Neither sibling had previous experience with metalworking, but tackling large-scale projects sans trepidation appears to be a family trait. Stephen, a woodworker by trade and the proprietor of Left to Right Furniture, doesn't blink at the prospect of producing eight-foot-long cherry wood slab tables by hand. Chris, a software engineer, is the co-founder of Kitchensurfing, a service that makes it easy to book a private chef on the (relatively) cheap, and Mobile Commons, a mobile marketing and text messaging platform designed for businesses, nonprofits, and political campaigns. For good measure, Chris also dabbles in boat restoration.

But mettle aside, it didn't take long for the brothers to realize they were in over their heads. "This is the part where being a crazy person helps," Stephen said. They drafted a model for their ideal skillet—lightweight, easy-to-grip, durable, and attractive—and called more than 200 foundries across the United States. The vast majority told them the design was an impossible one from a production standpoint: It was madness to produce a skillet with such thin walls, a requirement for getting the overall weight down.

There's a lot of dickheads like us that have wanted to make vintage thin-walled pans, and they've all failed to do so, more or less.

Unfazed, the Muscarellas hunkered into their own research. They stumbled on a research paper with a mouthful of a name—"Thermophysical Properties of Thin Walled Compacted Graphite Iron Castings"—and hooked up with its author, the Krakow-based scientist Dr. Marcin Gorny. Bowled over by Gorny's know-how, Stephen hopped on a plane and flew the 11-plus hours to Poland. He stayed for a week, learning firsthand the inner workings of cast iron.

"Poland is like our Rocky training montage," Chris said. "We didn't even know the questions to ask, [but in Poland] we learned all the science that we needed to know. We learned exactly how the process worked, and what details actually mattered. Then we were able to go to American foundry folks who had previously stonewalled us."

The Muscarellas settled on a design that begins with walls poured a quarter-inch thick, which then are machined down to a modest three millimeters, giving the skillet a smooth, polished finish. Like their mother's vintage skillet, it's a one-handed instrument; Stephen says the Field Skillet is a full pound lighter than most standard pans of an equivalent size. Arguably more compelling, it's less expensive than other premium skillets at a projected $100 a pop. For comparison's sake, Sur La Table sells a 10-inch Staub skillet for $159.99, while a nine-inch Le Creuset enameled skillet goes for $149.99 at Macy's.

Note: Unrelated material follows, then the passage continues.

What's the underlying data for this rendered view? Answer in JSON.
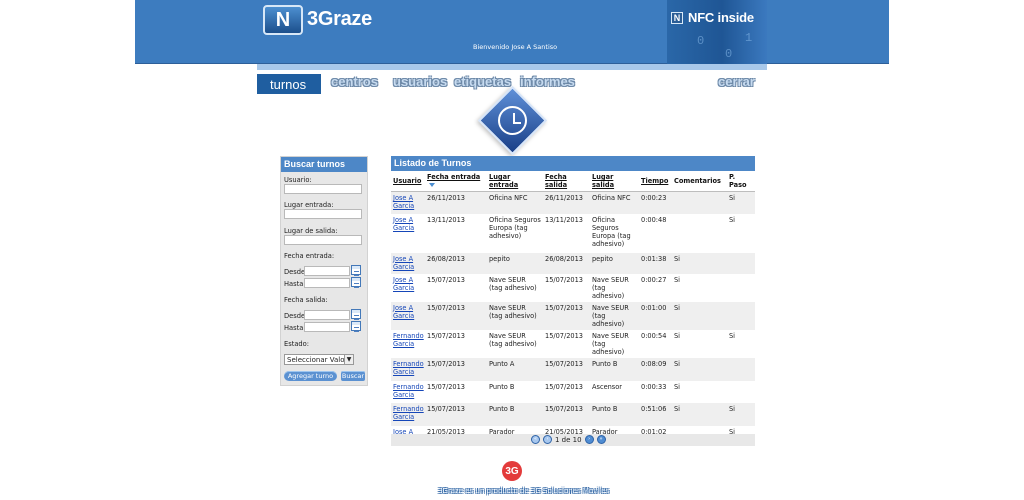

© Field Company

Chris is angling for e-commerce to be in full-steam by Labor Day, but those itching for a Field Skillet sooner than that can contribute to the Kickstarter. Although the first and second production runs are currently sold out, those who pledge $90 or more will receive their Field Skillet by July. (If you're really antsy, a pledge of $175 or more gets you one by June.)

So why has it taken so long for someone to crack the secret to a super-thin, lightweight cast-iron skillet? Stephen has a theory.

"There's a lot of dickheads like us that have wanted to make vintage thin-walled pans, and they've all failed to do so, more or less," he said bluntly. "If you want a t-shirt, you call up a t-shirt factory and get it however you want it. It's not the same for cast iron—everyone in our supply chain, we've had to convince to do this project." That's where being a little bit nuts comes in handy. "I can guarantee you that we will always be refining and making this thing better, forever," he said. "That's who we are as a company, and who we are as people."